Whether you work with a local agency, a national agency or an attorney, it is important to choose a professional that is experienced in adoption and open to gay couples like yourselves. But, with so many professionals who want you to adopt with them, how do you find a gay-friendly adoption agency that is perfect for your family’s goals?
Proper research before selecting an adoption agency is key to finding the perfect fit for you, especially for same-sex couples who are looking for adoption agencies that work with gay couples. There are several steps you can take to make sure an adoption agency you’re considering is LGBT-friendly.
Check the HRC’s All Children-All Families List
The Human Rights Campaign’s All Children-All Families project promotes LGBT cultural competency among child welfare agencies. The project gives resources for organizations and individuals to learn more about working with LGBT families and children, including trainings and assessments that address non-discrimination policies. Once an agency meets the program’s benchmarks, they are placed on a list with fellow same-sex adoption agencies for families like you to choose from.
Find a full list of participating agencies (for foster care and private domestic infant adoption) here.
Thoroughly Interview Prospective Gay Adoption Agencies
While many adoption professionals will tell you they’re open to same-sex couples and willing to work with you, you should do your own research before deciding to work with them. For example, they may welcome you into their agency but take no additional steps to make sure you are protected from discrimination or feel comfortable if they normally work with heterosexual couples.
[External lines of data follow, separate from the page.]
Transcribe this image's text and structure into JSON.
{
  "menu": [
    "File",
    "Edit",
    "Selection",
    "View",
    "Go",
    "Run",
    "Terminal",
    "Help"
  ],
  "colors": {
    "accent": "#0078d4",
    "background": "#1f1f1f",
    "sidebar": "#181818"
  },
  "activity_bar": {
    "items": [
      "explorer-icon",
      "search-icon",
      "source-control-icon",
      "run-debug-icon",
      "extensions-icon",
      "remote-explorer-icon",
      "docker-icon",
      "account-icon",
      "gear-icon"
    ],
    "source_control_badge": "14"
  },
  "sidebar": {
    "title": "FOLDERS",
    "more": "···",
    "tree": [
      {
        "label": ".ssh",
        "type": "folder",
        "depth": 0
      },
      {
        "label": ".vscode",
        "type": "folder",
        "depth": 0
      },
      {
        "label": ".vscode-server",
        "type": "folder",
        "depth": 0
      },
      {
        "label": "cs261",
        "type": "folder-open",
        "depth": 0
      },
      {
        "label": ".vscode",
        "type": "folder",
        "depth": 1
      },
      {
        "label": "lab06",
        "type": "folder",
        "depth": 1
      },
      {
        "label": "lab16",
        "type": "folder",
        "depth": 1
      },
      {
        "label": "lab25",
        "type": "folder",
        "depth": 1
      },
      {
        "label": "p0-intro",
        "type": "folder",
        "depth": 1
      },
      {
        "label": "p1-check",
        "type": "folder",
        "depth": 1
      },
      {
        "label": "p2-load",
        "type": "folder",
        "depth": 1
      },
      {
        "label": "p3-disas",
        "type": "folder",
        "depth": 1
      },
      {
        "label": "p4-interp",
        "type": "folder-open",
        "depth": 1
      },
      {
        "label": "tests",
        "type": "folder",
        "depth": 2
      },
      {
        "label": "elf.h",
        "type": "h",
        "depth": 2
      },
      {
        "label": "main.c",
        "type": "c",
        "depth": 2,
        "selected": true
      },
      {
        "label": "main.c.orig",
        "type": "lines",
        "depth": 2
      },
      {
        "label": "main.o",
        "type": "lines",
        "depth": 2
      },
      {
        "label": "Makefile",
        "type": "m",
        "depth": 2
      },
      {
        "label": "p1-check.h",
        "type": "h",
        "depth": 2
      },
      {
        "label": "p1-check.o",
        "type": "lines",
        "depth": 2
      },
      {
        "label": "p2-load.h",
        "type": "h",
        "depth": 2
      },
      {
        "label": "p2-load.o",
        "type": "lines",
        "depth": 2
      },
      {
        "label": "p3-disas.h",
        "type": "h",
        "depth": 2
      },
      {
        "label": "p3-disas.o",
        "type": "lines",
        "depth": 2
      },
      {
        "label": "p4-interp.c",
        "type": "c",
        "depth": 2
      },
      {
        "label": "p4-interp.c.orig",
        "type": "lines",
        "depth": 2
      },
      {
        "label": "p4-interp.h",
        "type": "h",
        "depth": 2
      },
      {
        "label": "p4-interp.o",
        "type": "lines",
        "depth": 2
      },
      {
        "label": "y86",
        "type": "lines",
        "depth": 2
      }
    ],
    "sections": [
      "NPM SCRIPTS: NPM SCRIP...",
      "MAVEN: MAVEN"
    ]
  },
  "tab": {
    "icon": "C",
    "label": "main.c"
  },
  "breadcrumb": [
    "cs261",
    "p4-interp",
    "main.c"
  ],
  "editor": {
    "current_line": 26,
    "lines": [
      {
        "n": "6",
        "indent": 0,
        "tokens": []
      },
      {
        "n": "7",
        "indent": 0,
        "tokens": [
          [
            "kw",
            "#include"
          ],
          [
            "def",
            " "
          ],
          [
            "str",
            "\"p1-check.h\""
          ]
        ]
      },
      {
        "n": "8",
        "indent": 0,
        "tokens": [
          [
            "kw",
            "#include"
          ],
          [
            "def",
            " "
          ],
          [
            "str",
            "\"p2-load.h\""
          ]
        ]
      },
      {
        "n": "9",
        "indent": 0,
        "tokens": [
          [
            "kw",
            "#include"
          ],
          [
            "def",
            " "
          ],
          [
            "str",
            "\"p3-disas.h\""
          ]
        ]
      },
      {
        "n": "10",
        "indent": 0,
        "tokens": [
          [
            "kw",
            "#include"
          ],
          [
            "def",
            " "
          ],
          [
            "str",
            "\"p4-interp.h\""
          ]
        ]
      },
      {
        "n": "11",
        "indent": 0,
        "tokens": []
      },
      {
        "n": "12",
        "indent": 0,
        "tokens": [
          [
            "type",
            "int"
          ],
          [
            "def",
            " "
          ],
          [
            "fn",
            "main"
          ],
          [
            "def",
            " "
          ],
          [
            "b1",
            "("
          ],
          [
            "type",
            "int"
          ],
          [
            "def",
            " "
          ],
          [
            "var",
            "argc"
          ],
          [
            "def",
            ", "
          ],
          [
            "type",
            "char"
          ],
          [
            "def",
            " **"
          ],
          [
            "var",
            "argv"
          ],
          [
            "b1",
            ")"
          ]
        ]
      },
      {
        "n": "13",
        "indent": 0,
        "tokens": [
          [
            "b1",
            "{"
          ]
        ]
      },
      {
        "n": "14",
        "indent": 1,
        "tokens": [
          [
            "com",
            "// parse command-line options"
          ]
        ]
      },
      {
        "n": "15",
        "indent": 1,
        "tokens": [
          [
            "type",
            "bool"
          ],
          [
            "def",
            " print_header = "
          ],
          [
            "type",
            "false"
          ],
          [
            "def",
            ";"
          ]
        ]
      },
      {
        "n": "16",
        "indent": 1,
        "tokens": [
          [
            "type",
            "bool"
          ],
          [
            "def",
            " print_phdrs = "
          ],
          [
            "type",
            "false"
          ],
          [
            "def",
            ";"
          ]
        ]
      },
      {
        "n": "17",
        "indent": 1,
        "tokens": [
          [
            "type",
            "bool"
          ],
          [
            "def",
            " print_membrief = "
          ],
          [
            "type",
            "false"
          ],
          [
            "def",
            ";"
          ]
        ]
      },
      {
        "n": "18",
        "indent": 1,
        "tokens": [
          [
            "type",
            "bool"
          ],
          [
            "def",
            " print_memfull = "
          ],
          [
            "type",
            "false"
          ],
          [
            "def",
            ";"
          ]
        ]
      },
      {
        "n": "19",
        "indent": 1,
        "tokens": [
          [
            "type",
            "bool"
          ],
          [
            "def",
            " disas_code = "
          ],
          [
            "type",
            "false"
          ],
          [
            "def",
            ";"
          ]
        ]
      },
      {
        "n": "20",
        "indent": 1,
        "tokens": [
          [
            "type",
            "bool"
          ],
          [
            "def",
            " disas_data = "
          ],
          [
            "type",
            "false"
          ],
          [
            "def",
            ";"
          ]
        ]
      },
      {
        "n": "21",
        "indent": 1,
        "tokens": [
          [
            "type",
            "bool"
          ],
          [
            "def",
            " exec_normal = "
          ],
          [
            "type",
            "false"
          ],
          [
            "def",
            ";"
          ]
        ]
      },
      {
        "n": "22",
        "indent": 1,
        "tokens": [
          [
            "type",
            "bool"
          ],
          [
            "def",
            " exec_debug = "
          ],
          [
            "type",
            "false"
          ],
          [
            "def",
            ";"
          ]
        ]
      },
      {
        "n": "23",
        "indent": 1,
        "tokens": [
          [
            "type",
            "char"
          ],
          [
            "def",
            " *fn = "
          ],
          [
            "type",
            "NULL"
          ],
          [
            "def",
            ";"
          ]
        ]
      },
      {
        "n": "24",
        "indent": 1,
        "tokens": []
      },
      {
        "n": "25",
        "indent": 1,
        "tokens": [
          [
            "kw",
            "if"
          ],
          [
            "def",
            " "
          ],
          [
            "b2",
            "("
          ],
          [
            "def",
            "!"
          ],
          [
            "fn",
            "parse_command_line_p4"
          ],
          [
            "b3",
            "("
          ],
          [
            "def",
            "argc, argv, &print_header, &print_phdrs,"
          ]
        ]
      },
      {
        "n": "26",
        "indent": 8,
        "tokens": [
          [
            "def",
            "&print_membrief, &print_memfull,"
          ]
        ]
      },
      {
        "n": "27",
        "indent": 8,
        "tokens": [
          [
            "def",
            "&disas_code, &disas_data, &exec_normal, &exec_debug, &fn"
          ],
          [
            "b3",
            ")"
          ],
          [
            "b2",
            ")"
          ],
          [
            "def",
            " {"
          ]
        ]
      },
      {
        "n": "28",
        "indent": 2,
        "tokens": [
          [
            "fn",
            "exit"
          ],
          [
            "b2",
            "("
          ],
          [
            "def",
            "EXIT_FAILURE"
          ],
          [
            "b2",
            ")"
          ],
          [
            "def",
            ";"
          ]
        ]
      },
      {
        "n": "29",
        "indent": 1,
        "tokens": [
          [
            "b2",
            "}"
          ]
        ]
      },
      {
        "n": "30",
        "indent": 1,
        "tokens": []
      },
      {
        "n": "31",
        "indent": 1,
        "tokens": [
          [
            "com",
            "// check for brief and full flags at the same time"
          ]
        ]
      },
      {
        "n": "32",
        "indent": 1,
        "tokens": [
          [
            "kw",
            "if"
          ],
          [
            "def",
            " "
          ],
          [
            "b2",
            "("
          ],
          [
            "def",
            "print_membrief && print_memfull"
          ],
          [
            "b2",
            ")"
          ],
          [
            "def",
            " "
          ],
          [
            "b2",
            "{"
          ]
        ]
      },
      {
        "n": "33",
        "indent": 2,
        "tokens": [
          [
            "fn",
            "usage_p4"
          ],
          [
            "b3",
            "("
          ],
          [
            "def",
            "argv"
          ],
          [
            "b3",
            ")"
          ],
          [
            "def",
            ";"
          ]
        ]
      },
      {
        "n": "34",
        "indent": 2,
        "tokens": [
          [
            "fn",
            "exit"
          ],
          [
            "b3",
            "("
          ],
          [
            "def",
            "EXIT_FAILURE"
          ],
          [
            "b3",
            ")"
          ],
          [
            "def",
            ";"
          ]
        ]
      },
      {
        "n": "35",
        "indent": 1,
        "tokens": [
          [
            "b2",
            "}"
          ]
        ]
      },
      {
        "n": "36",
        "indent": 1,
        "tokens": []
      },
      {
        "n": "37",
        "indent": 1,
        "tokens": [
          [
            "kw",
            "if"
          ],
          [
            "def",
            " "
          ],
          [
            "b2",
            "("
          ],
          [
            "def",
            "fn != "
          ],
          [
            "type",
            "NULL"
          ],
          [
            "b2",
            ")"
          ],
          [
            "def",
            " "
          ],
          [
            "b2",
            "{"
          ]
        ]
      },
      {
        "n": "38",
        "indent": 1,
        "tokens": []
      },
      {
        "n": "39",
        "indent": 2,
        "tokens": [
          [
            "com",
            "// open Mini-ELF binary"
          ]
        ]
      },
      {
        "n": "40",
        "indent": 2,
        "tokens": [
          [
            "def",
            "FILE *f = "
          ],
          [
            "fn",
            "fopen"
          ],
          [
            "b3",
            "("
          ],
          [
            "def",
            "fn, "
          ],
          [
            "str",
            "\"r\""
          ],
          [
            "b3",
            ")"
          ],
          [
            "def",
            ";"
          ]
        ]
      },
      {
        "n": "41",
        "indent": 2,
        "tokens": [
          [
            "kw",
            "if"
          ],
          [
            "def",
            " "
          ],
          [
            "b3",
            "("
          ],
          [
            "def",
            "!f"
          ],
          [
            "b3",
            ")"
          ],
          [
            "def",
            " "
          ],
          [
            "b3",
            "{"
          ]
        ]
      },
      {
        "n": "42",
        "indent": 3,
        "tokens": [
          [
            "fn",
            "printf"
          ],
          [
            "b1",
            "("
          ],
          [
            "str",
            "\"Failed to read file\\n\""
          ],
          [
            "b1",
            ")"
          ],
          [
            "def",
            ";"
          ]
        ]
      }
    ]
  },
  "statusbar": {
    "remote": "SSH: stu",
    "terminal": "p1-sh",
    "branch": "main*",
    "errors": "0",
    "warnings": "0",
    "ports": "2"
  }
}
As they’re interviewing adoption agencies, gay couples should make sure to find a professional environment that they feel comfortable in. The best way to determine this is by speaking with the professional and asking pointed questions about how LGBT-friendly they are.
When you are considering an adoption professional, find out how many same-sex couples they have worked with in the past. When viewing a website, look for inclusive language, and if you call to speak to them, ask some of the following questions:
- How many LGBT couples have successfully completed adoptions with you?
- What is the typical wait time for same-sex couples?
- Do you provide counseling and support for helping LGBT parents?
Your adoption professional will be your partner during your adoption journey, and choosing the right one will play an important role in helping you have a successful adoption. Some other same-sex adoption agencies to consider are:
Connect with Other LGBT Adoptive Families
Another way to discover potential LGBT adoption agencies is by getting the opinion of other LGBT families who have already completed the adoption process. Entering into the adoption process on your own can be scary, so it’s always helpful to learn more about the realities from someone who has already been through it.
There are many support groups for gay adoptive parents that you can reach out to. Not only will these individuals help you understand what to expect from the adoption process, but they can also give you advice on which gay-friendly adoption agencies to choose and what to look for in an adoption professional to ensure the smoothest possible process.
Your sexual orientation shouldn’t be a factor in what kind of adoption services you receive — which is why it’s so important to find a gay-friendly adoption agency that is excited to help you through this family-building process. There are plenty of welcoming and open-minded adoption professionals out there, so take the time to find the one that’s right for you with these steps — and you’ll finally have a happy child to call all your own.